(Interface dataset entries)
━━━━━━
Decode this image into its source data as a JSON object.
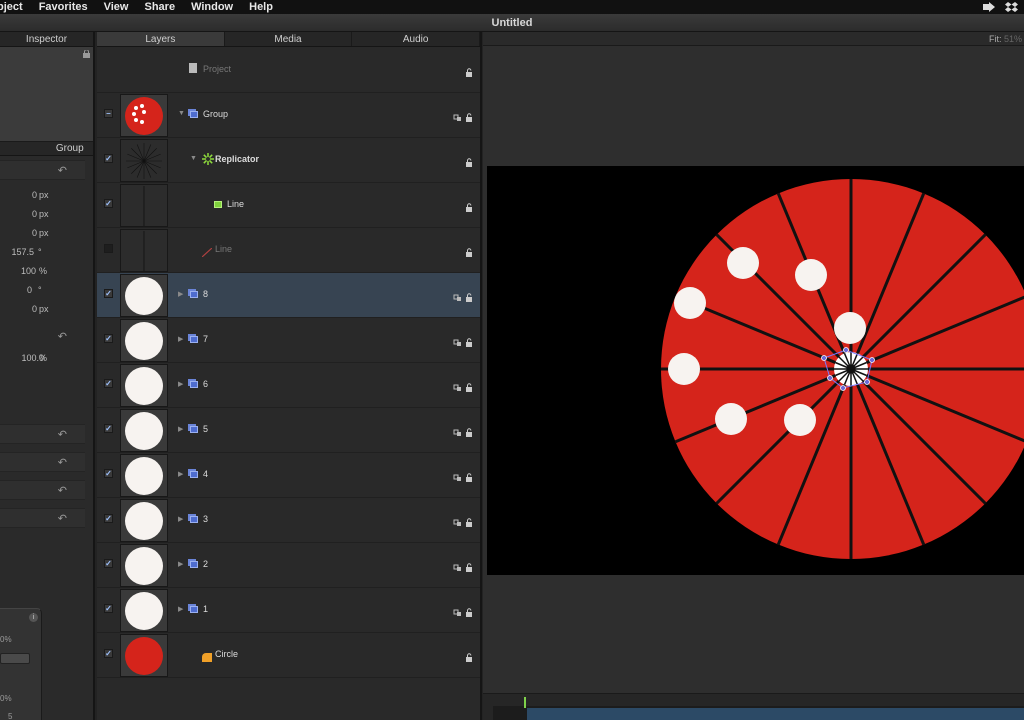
{
  "menubar": {
    "items": [
      "bject",
      "Favorites",
      "View",
      "Share",
      "Window",
      "Help"
    ]
  },
  "window": {
    "title": "Untitled"
  },
  "inspector": {
    "tab_label": "Inspector",
    "subtab_group": "Group",
    "rows": [
      {
        "value": "0",
        "unit": "px"
      },
      {
        "value": "0",
        "unit": "px"
      },
      {
        "value": "0",
        "unit": "px"
      },
      {
        "value": "157.5",
        "unit": "°"
      },
      {
        "value": "100",
        "unit": "%"
      },
      {
        "value": "0",
        "unit": "°"
      },
      {
        "value": "0",
        "unit": "px"
      }
    ],
    "opacity_value": "100.0",
    "opacity_unit": "%",
    "hud_text_1": "0%",
    "hud_text_2": "0%",
    "hud_text_3": "5"
  },
  "tabs": {
    "layers": "Layers",
    "media": "Media",
    "audio": "Audio"
  },
  "layers": [
    {
      "name": "Project",
      "enabled": null,
      "dim": true,
      "indent": 0,
      "type": "project"
    },
    {
      "name": "Group",
      "enabled": "partial",
      "dim": false,
      "indent": 0,
      "type": "group",
      "expanded": true
    },
    {
      "name": "Replicator",
      "enabled": true,
      "dim": false,
      "indent": 1,
      "type": "replicator",
      "expanded": true
    },
    {
      "name": "Line",
      "enabled": true,
      "dim": false,
      "indent": 2,
      "type": "line-green"
    },
    {
      "name": "Line",
      "enabled": false,
      "dim": true,
      "indent": 1,
      "type": "line-red"
    },
    {
      "name": "8",
      "enabled": true,
      "dim": false,
      "indent": 0,
      "type": "group-collapsed",
      "selected": true
    },
    {
      "name": "7",
      "enabled": true,
      "dim": false,
      "indent": 0,
      "type": "group-collapsed"
    },
    {
      "name": "6",
      "enabled": true,
      "dim": false,
      "indent": 0,
      "type": "group-collapsed"
    },
    {
      "name": "5",
      "enabled": true,
      "dim": false,
      "indent": 0,
      "type": "group-collapsed"
    },
    {
      "name": "4",
      "enabled": true,
      "dim": false,
      "indent": 0,
      "type": "group-collapsed"
    },
    {
      "name": "3",
      "enabled": true,
      "dim": false,
      "indent": 0,
      "type": "group-collapsed"
    },
    {
      "name": "2",
      "enabled": true,
      "dim": false,
      "indent": 0,
      "type": "group-collapsed"
    },
    {
      "name": "1",
      "enabled": true,
      "dim": false,
      "indent": 0,
      "type": "group-collapsed"
    },
    {
      "name": "Circle",
      "enabled": true,
      "dim": false,
      "indent": 1,
      "type": "shape"
    }
  ],
  "canvas": {
    "fit_label": "Fit:",
    "fit_value": "51%",
    "wheel_color": "#d5241b",
    "dot_color": "#f7f3f0"
  },
  "icons": [
    "dropbox-icon",
    "share-arrow-icon",
    "lock-icon",
    "link-icon",
    "reset-arrow-icon"
  ]
}
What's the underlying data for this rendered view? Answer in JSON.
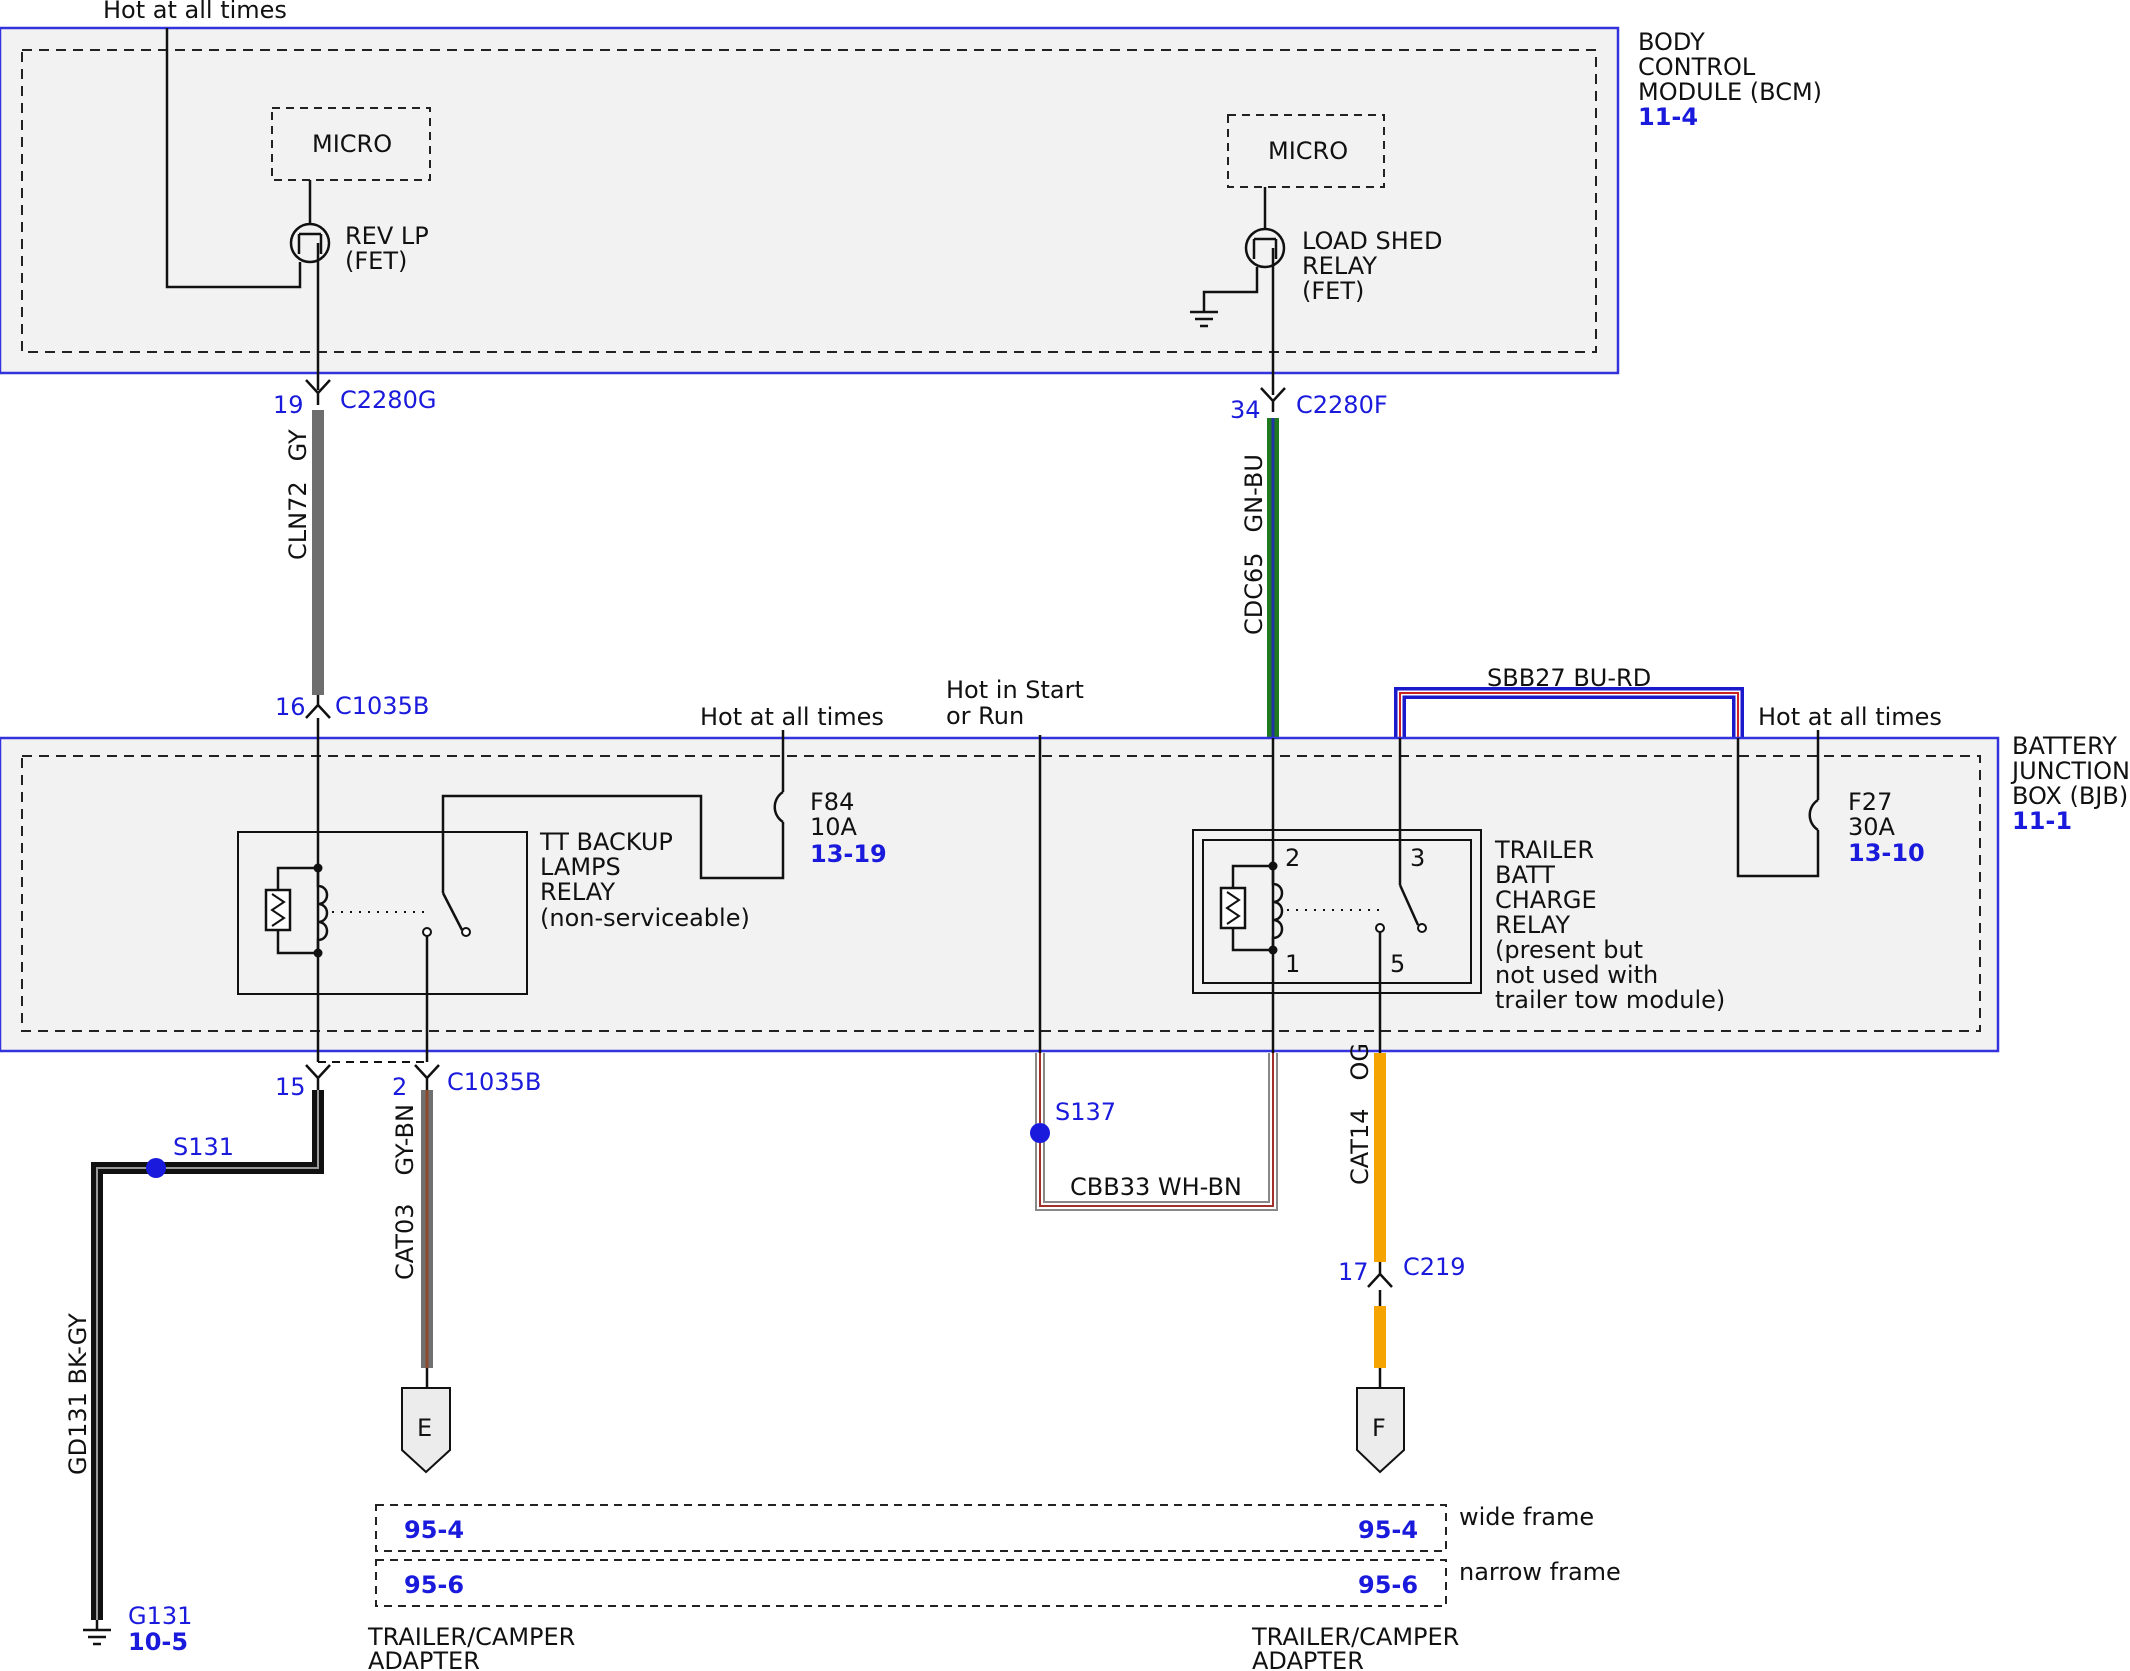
{
  "bcm": {
    "title_lines": [
      "BODY",
      "CONTROL",
      "MODULE (BCM)"
    ],
    "ref": "11-4",
    "hot_label": "Hot at all times",
    "micro_left": "MICRO",
    "micro_right": "MICRO",
    "rev_lp_lines": [
      "REV LP",
      "(FET)"
    ],
    "load_shed_lines": [
      "LOAD SHED",
      "RELAY",
      "(FET)"
    ]
  },
  "connectors": {
    "c2280g": {
      "pin": "19",
      "name": "C2280G"
    },
    "c2280f": {
      "pin": "34",
      "name": "C2280F"
    },
    "c1035b_top": {
      "pin": "16",
      "name": "C1035B"
    },
    "c1035b_15": {
      "pin": "15"
    },
    "c1035b_2": {
      "pin": "2",
      "name": "C1035B"
    },
    "c219": {
      "pin": "17",
      "name": "C219"
    }
  },
  "wires": {
    "cln72": {
      "circuit": "CLN72",
      "color": "GY"
    },
    "cdc65": {
      "circuit": "CDC65",
      "color": "GN-BU"
    },
    "sbb27": {
      "label": "SBB27  BU-RD"
    },
    "gd131": {
      "label": "GD131  BK-GY"
    },
    "cat03": {
      "circuit": "CAT03",
      "color": "GY-BN"
    },
    "cbb33": {
      "label": "CBB33  WH-BN"
    },
    "cat14": {
      "circuit": "CAT14",
      "color": "OG"
    }
  },
  "bjb": {
    "title_lines": [
      "BATTERY",
      "JUNCTION",
      "BOX (BJB)"
    ],
    "ref": "11-1",
    "hot_left": "Hot at all times",
    "hot_start_lines": [
      "Hot in Start",
      "or Run"
    ],
    "hot_right": "Hot at all times",
    "f84_lines": [
      "F84",
      "10A"
    ],
    "f84_ref": "13-19",
    "f27_lines": [
      "F27",
      "30A"
    ],
    "f27_ref": "13-10",
    "tt_relay_lines": [
      "TT BACKUP",
      "LAMPS",
      "RELAY",
      "(non-serviceable)"
    ],
    "trailer_relay_lines": [
      "TRAILER",
      "BATT",
      "CHARGE",
      "RELAY",
      "(present but",
      "not used with",
      "trailer tow module)"
    ],
    "pins": {
      "p1": "1",
      "p2": "2",
      "p3": "3",
      "p5": "5"
    }
  },
  "splices": {
    "s131": "S131",
    "s137": "S137"
  },
  "ground": {
    "name": "G131",
    "ref": "10-5"
  },
  "terminals": {
    "e": "E",
    "f": "F"
  },
  "frames": {
    "wide": {
      "left_ref": "95-4",
      "right_ref": "95-4",
      "label": "wide frame"
    },
    "narrow": {
      "left_ref": "95-6",
      "right_ref": "95-6",
      "label": "narrow frame"
    }
  },
  "adapter_left_lines": [
    "TRAILER/CAMPER",
    "ADAPTER"
  ],
  "adapter_right_lines": [
    "TRAILER/CAMPER",
    "ADAPTER"
  ]
}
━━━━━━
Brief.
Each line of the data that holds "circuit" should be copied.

Task result.
      "circuit": "CLN72",
      "circuit": "CDC65",
      "circuit": "CAT03",
      "circuit": "CAT14",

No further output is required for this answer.